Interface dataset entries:
|---|
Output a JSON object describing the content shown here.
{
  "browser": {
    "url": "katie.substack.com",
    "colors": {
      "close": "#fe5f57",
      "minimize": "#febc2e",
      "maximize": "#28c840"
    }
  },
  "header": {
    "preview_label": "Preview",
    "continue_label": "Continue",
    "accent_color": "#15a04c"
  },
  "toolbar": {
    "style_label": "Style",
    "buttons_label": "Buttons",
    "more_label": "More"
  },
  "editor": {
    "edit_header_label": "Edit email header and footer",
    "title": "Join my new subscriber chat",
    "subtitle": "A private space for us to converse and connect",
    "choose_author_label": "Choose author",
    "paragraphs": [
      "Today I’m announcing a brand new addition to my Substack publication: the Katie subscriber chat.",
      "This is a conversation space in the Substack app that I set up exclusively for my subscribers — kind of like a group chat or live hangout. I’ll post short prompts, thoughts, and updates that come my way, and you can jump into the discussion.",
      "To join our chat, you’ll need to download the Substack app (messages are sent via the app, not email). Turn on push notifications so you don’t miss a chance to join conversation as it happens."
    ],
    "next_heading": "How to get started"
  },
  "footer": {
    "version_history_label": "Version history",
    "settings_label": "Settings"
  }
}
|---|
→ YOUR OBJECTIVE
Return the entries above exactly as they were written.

→ ANSWER BELOW
Output a JSON object describing the content shown here.
{
  "browser": {
    "url": "katie.substack.com",
    "colors": {
      "close": "#fe5f57",
      "minimize": "#febc2e",
      "maximize": "#28c840"
    }
  },
  "header": {
    "preview_label": "Preview",
    "continue_label": "Continue",
    "accent_color": "#15a04c"
  },
  "toolbar": {
    "style_label": "Style",
    "buttons_label": "Buttons",
    "more_label": "More"
  },
  "editor": {
    "edit_header_label": "Edit email header and footer",
    "title": "Join my new subscriber chat",
    "subtitle": "A private space for us to converse and connect",
    "choose_author_label": "Choose author",
    "paragraphs": [
      "Today I’m announcing a brand new addition to my Substack publication: the Katie subscriber chat.",
      "This is a conversation space in the Substack app that I set up exclusively for my subscribers — kind of like a group chat or live hangout. I’ll post short prompts, thoughts, and updates that come my way, and you can jump into the discussion.",
      "To join our chat, you’ll need to download the Substack app (messages are sent via the app, not email). Turn on push notifications so you don’t miss a chance to join conversation as it happens."
    ],
    "next_heading": "How to get started"
  },
  "footer": {
    "version_history_label": "Version history",
    "settings_label": "Settings"
  }
}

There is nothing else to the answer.